The first Clinic had a friendly, informal atmosphere, with guest conductors for the "reading session" volunteering from the audience. Scores were placed on a table and directors could pick a new publication to conduct. Some composers and arrangers were present and offered insight into the interpretation of their works. It was a beautiful sight to observe old friends greeting each other and others making new friends. There were no printed programs or recordings of the 1946 forerunner of The Midwest Clinic. I conducted the first number, which was a march written by Henry Fillmore titled Mt. Horeb, after a resort community in Wisconsin. Music was furnished by Kjos Music, Educational Music Bureau, Carl Fischer, Rubank, and Gamble Hinged Music. These publishers all felt that all levels of music needed to be published and presented.
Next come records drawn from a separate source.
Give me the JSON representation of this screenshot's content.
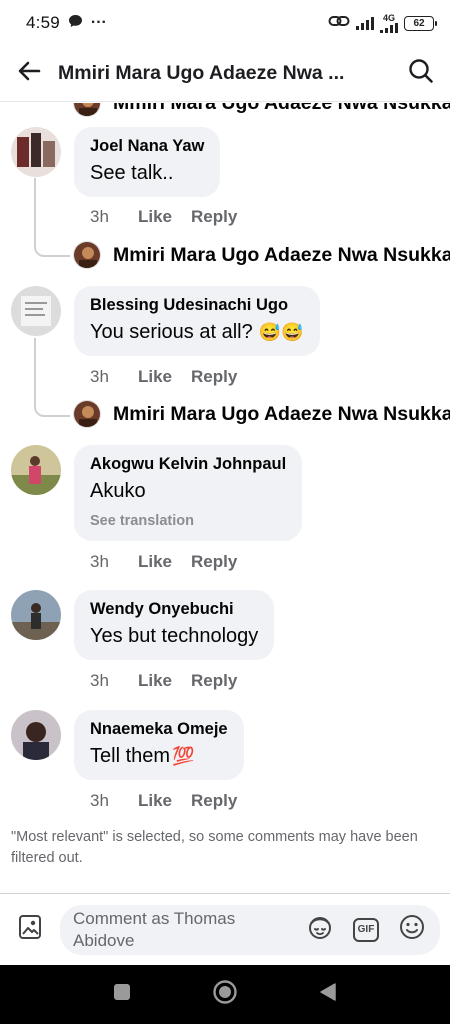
{
  "status_bar": {
    "time": "4:59",
    "dots": "···",
    "network": "4G",
    "battery": "62"
  },
  "header": {
    "title": "Mmiri Mara Ugo Adaeze Nwa ...",
    "back_icon": "arrow-left-icon",
    "search_icon": "search-icon"
  },
  "comments": [
    {
      "author": "Joel Nana Yaw",
      "text": "See talk..",
      "time": "3h",
      "like_label": "Like",
      "reply_label": "Reply",
      "reply_author": "Mmiri Mara Ugo Adaeze Nwa Nsukka"
    },
    {
      "author": "Blessing Udesinachi Ugo",
      "text": "You serious at all?",
      "emoji": "😅😅",
      "time": "3h",
      "like_label": "Like",
      "reply_label": "Reply",
      "reply_author": "Mmiri Mara Ugo Adaeze Nwa Nsukka"
    },
    {
      "author": "Akogwu Kelvin Johnpaul",
      "text": "Akuko",
      "translation_label": "See translation",
      "time": "3h",
      "like_label": "Like",
      "reply_label": "Reply"
    },
    {
      "author": "Wendy Onyebuchi",
      "text": "Yes but technology",
      "time": "3h",
      "like_label": "Like",
      "reply_label": "Reply"
    },
    {
      "author": "Nnaemeka Omeje",
      "text": "Tell them",
      "emoji": "💯",
      "time": "3h",
      "like_label": "Like",
      "reply_label": "Reply"
    }
  ],
  "top_partial_reply_author": "Mmiri Mara Ugo Adaeze Nwa Nsukka",
  "filter_note": "\"Most relevant\" is selected, so some comments may have been filtered out.",
  "composer": {
    "placeholder": "Comment as Thomas Abidove",
    "photo_icon": "image-icon",
    "avatar_icon": "avatar-sticker-icon",
    "gif_label": "GIF",
    "emoji_icon": "smiley-icon"
  },
  "nav": {
    "recents_icon": "square-icon",
    "home_icon": "circle-icon",
    "back_icon": "triangle-back-icon"
  },
  "colors": {
    "bubble": "#f0f2f5",
    "meta_text": "#65676b",
    "thread_line": "#ced0d4"
  }
}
This still is one of the foundations of The Midwest Clinic.

Can you tell us about the role that VanderCook College of Music has played in The Midwest Clinic?
VanderCook School of Music was a founder of The Midwest Clinic and its band will have performed a concert at each of the 60 years through 2006. As a “Van-Grad” with organizational experience, Lee Petersen was invited to help plan the 1946 reading session and his skills led to his becoming the first Executive Secretary of the clinic. His responsibilities included organizing the complete clinic programs and program books, arranging for clinics and clinicians, working with directors of performing groups, providing facilities for exhibitors, and registering clinic attendees. The faculty and administration worked with Lee until 1969 when he retired and moved to California. VanderCook has been active in all aspects of the clinic since its inception. In 1948 there was a need for a better way to display the scores of the music to be played. As a solution, H.E. Nutt and I secured lumber for counter space to show the music and supported the lumber with various lengths of one-inch pipe threaded on both ends. Threaded flanges were attached on each end of the pipes to make display areas of different heights.

What have been the most significant changes to The Midwest Clinic in the last sixty years?
It is evident that there has been a huge increase in female teachers and conductors of instrumental music in the past 60 years. The philosophy and practice of practical ideas expanded to include the artistry of performance and presentation of more difficult publications. The quality of instruments and music accessories such as stands, chairs, risers, and uniforms were improved over the span of time. The introduction of exhibits completed the circle of music education for those in attendance.

As you look back through your history with The Midwest Clinic, what events stand out as your favorite memories?
Fate dealt me a wonderful hand in that my career has been full of outstanding events: receiving The Midwest Clinic Medal of Honor 1996 and Honorary Doctorate of Music Education from VanderCook 1988, and the joy of presenting such great soloists as Doc Severinsen, Louis Bellson, Vincent Abato, and Sigard Rascher. I have fond memories of the friendships of all involved with The Midwest Clinic and the faculty and students of VanderCook.